  • 1256 (ANSI - Arabic)
  • 1257 (ANSI - Baltic)
  • 1258 (ANSI/OEM - Viet Nam)

There is also a little utility (with source) for generating conversion tables for more codepages.

For instructions on how to use it, check the top of the utf-8.mrc file. You can download the script here (19 KB).

Important: This script is provided as-is without any guarantees. Use it if you like it, but don't bug me if you can't get it to work. If you find bugs, feel free to report them, but try to give a little more information than just 'it doesn't work'.

Drupal filter system updating


For a long time people have been complaining about the filter system in Drupal. This is the part that handles the transformation from user-supplied input into the HTML output, and takes such responsibilities like HTML tag stripping, code tags, auto-links, etc. Like most parts of Drupal, it's very modular and pluggable. Still, it doesn't do what most people want. In fact, it lacks some features which are present in most other CMS. To address these issues I've been thinking about a major filter system upgrade for a couple of months, but I haven't had time to actually do it, until now.

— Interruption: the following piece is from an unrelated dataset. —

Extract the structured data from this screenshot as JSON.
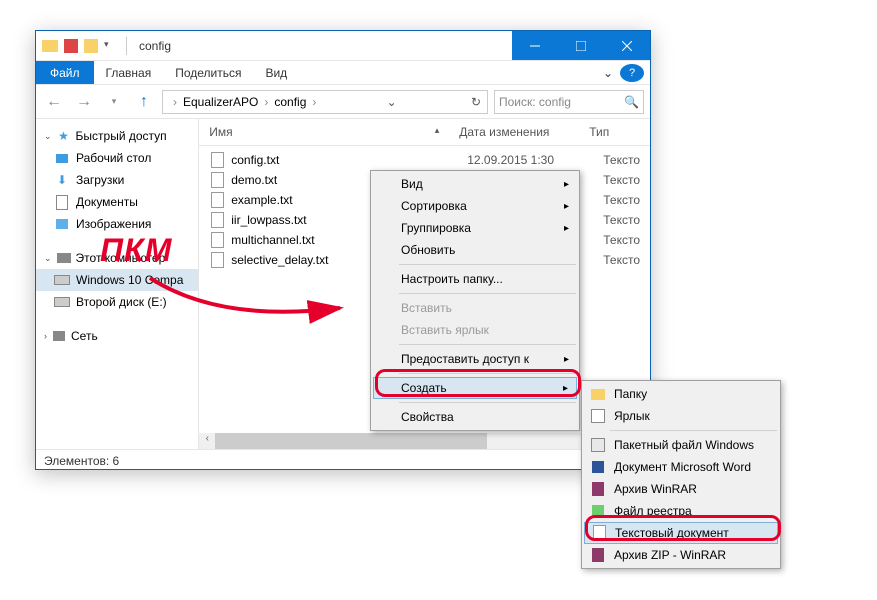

The root of the problem is that Drupal only has one global filtering profile: the same settings and rules are applied to all input, regardless of who posted it or where it was posted. Administrators cannot have looser filters than anonymous visitors. In some cases (blocks, book and site pages), some customizability is available through a module-specific selector for text, HTML or PHP code, which is then only available to administrators, but this is independent of the filter system. My solution basically consists of multiple filter profiles. Instead of one global profile, administrators will be free to define as many profiles as they want. Each profile contains its own filter configuration: which filters are enabled, in what order and with what settings. Access to filter profiles is configurable with roles. In addition to this, some small extra filters will be created out of current pieces of code. For example, one for evaluating PHP code. Instead of block, book and page.module each having a PHP type, the admin can simply set up a PHP filtering profile, restricted to admins, and enter content with that type in the blocks and pages to be run as PHP code. For anonymous users, only one profile is likely to be available, and in that case nothing changes for them. Only when multiple profiles are enabled do you get a selector (dropdown or radio) below a textarea to choose the format. Now, the idea sounds nice, but how do we implement it? 1) Filters need to be made profile-aware. Since the filter-ordering changes in 4.4, filters have grown already from simple hooks to registered things. We simply expand the filter hook and require modules to store information per-profile. This is not a problem because most configuration is done with Drupal variables anyway: simple prefixing will work. For complex filters which have extra setting pages, the module can decide to have global settings or per-profile settings itself. For example, smileys.module will probably not require separate sets of smileys per profile: you either have smileys enabled or you don't. 2) How to store type information Secondly, and this is the biggest problem, is where and how to store the information about which profile a particular piece of content uses. Either we provide a function to output a profile form selector and put the responsibility for using it in modules, or we simply include the selector with form_textarea, and pick a standard format for handling metadata about pieces of text (a fieldname_meta column for fieldname? change textfields into arrays with 'text' 'type' members?). I prefer the form_textarea method because it fits in with how we now handle tips about filtering below textareas. 3) Updating modules that display content When a module has to display a piece of user-supplied text and passes it to check_output, it would also have to pass the profile used. This is all that is needed, so it keeps the hassle minimal. Checking which pro[...]